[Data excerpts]
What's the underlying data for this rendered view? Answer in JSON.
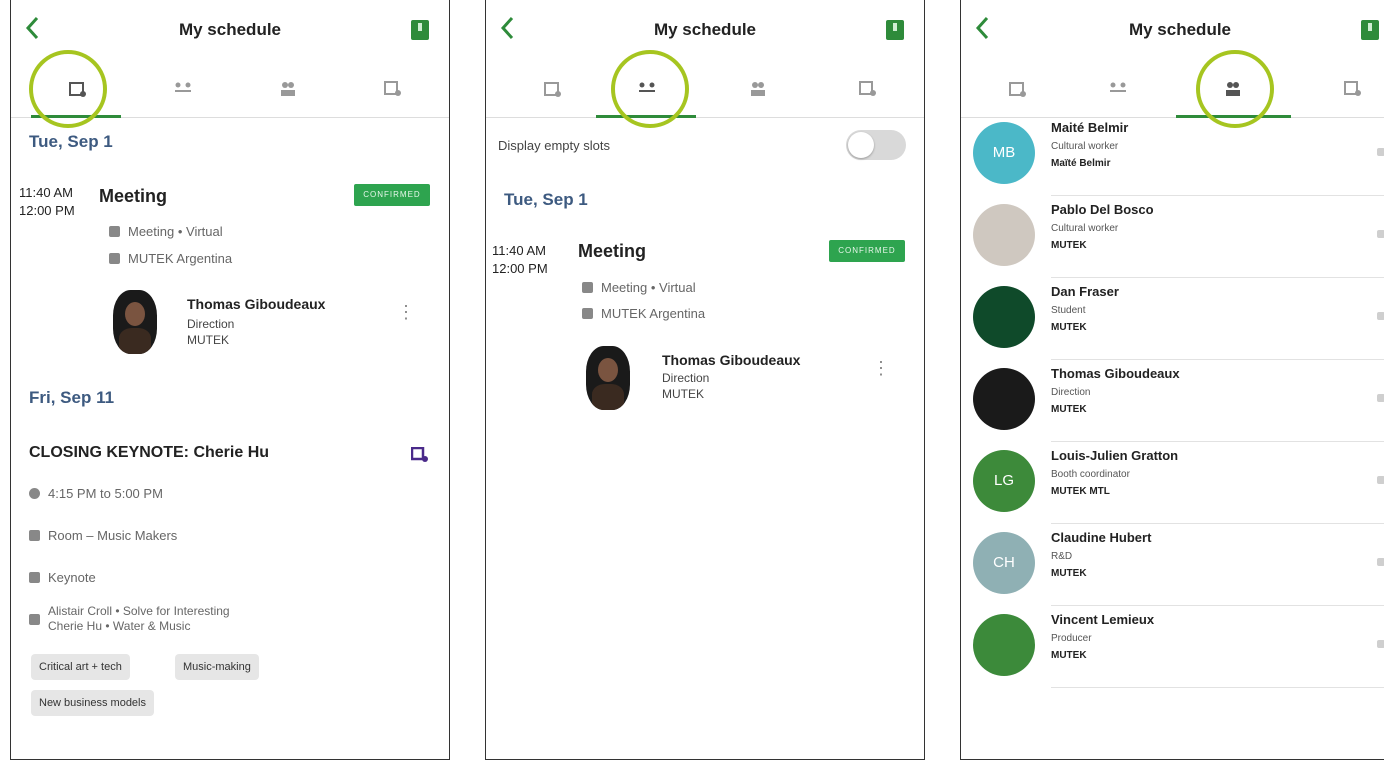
{
  "title": "My schedule",
  "colors": {
    "accent": "#2e8b3a",
    "highlight_ring": "#a6c520",
    "confirmed": "#2ea44f",
    "date": "#3d5a80"
  },
  "tab_icons": [
    "calendar-check-icon",
    "meeting-icon",
    "people-icon",
    "calendar-person-icon"
  ],
  "screen1": {
    "date1": "Tue, Sep 1",
    "time_start": "11:40 AM",
    "time_end": "12:00 PM",
    "event_title": "Meeting",
    "status": "CONFIRMED",
    "meta1": "Meeting • Virtual",
    "meta2": "MUTEK Argentina",
    "person_name": "Thomas Giboudeaux",
    "person_role": "Direction",
    "person_org": "MUTEK",
    "date2": "Fri, Sep 11",
    "keynote_title": "CLOSING KEYNOTE: Cherie Hu",
    "keynote_time": "4:15 PM to 5:00 PM",
    "keynote_room": "Room – Music Makers",
    "keynote_type": "Keynote",
    "keynote_speakers_1": "Alistair Croll • Solve for Interesting",
    "keynote_speakers_2": "Cherie Hu • Water & Music",
    "tags": [
      "Critical art + tech",
      "Music-making",
      "New business models"
    ]
  },
  "screen2": {
    "empty_slots_label": "Display empty slots",
    "date1": "Tue, Sep 1",
    "time_start": "11:40 AM",
    "time_end": "12:00 PM",
    "event_title": "Meeting",
    "status": "CONFIRMED",
    "meta1": "Meeting • Virtual",
    "meta2": "MUTEK Argentina",
    "person_name": "Thomas Giboudeaux",
    "person_role": "Direction",
    "person_org": "MUTEK"
  },
  "screen3": {
    "contacts": [
      {
        "name": "Maité Belmir",
        "role": "Cultural worker",
        "org": "Maïté Belmir",
        "initials": "MB",
        "color": "#4bb8c8"
      },
      {
        "name": "Pablo Del Bosco",
        "role": "Cultural worker",
        "org": "MUTEK",
        "initials": "",
        "color": "#cfc8c0"
      },
      {
        "name": "Dan Fraser",
        "role": "Student",
        "org": "MUTEK",
        "initials": "",
        "color": "#0f4a2a"
      },
      {
        "name": "Thomas Giboudeaux",
        "role": "Direction",
        "org": "MUTEK",
        "initials": "",
        "color": "#1a1a1a"
      },
      {
        "name": "Louis-Julien Gratton",
        "role": "Booth coordinator",
        "org": "MUTEK MTL",
        "initials": "LG",
        "color": "#3d8a3a"
      },
      {
        "name": "Claudine Hubert",
        "role": "R&D",
        "org": "MUTEK",
        "initials": "CH",
        "color": "#8fb0b4"
      },
      {
        "name": "Vincent Lemieux",
        "role": "Producer",
        "org": "MUTEK",
        "initials": "",
        "color": "#3c8a3a"
      }
    ]
  }
}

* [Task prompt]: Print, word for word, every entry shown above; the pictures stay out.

* [Written reply]:
What's the underlying data for this rendered view? Answer in JSON.
{
  "title": "My schedule",
  "colors": {
    "accent": "#2e8b3a",
    "highlight_ring": "#a6c520",
    "confirmed": "#2ea44f",
    "date": "#3d5a80"
  },
  "tab_icons": [
    "calendar-check-icon",
    "meeting-icon",
    "people-icon",
    "calendar-person-icon"
  ],
  "screen1": {
    "date1": "Tue, Sep 1",
    "time_start": "11:40 AM",
    "time_end": "12:00 PM",
    "event_title": "Meeting",
    "status": "CONFIRMED",
    "meta1": "Meeting • Virtual",
    "meta2": "MUTEK Argentina",
    "person_name": "Thomas Giboudeaux",
    "person_role": "Direction",
    "person_org": "MUTEK",
    "date2": "Fri, Sep 11",
    "keynote_title": "CLOSING KEYNOTE: Cherie Hu",
    "keynote_time": "4:15 PM to 5:00 PM",
    "keynote_room": "Room – Music Makers",
    "keynote_type": "Keynote",
    "keynote_speakers_1": "Alistair Croll • Solve for Interesting",
    "keynote_speakers_2": "Cherie Hu • Water & Music",
    "tags": [
      "Critical art + tech",
      "Music-making",
      "New business models"
    ]
  },
  "screen2": {
    "empty_slots_label": "Display empty slots",
    "date1": "Tue, Sep 1",
    "time_start": "11:40 AM",
    "time_end": "12:00 PM",
    "event_title": "Meeting",
    "status": "CONFIRMED",
    "meta1": "Meeting • Virtual",
    "meta2": "MUTEK Argentina",
    "person_name": "Thomas Giboudeaux",
    "person_role": "Direction",
    "person_org": "MUTEK"
  },
  "screen3": {
    "contacts": [
      {
        "name": "Maité Belmir",
        "role": "Cultural worker",
        "org": "Maïté Belmir",
        "initials": "MB",
        "color": "#4bb8c8"
      },
      {
        "name": "Pablo Del Bosco",
        "role": "Cultural worker",
        "org": "MUTEK",
        "initials": "",
        "color": "#cfc8c0"
      },
      {
        "name": "Dan Fraser",
        "role": "Student",
        "org": "MUTEK",
        "initials": "",
        "color": "#0f4a2a"
      },
      {
        "name": "Thomas Giboudeaux",
        "role": "Direction",
        "org": "MUTEK",
        "initials": "",
        "color": "#1a1a1a"
      },
      {
        "name": "Louis-Julien Gratton",
        "role": "Booth coordinator",
        "org": "MUTEK MTL",
        "initials": "LG",
        "color": "#3d8a3a"
      },
      {
        "name": "Claudine Hubert",
        "role": "R&D",
        "org": "MUTEK",
        "initials": "CH",
        "color": "#8fb0b4"
      },
      {
        "name": "Vincent Lemieux",
        "role": "Producer",
        "org": "MUTEK",
        "initials": "",
        "color": "#3c8a3a"
      }
    ]
  }
}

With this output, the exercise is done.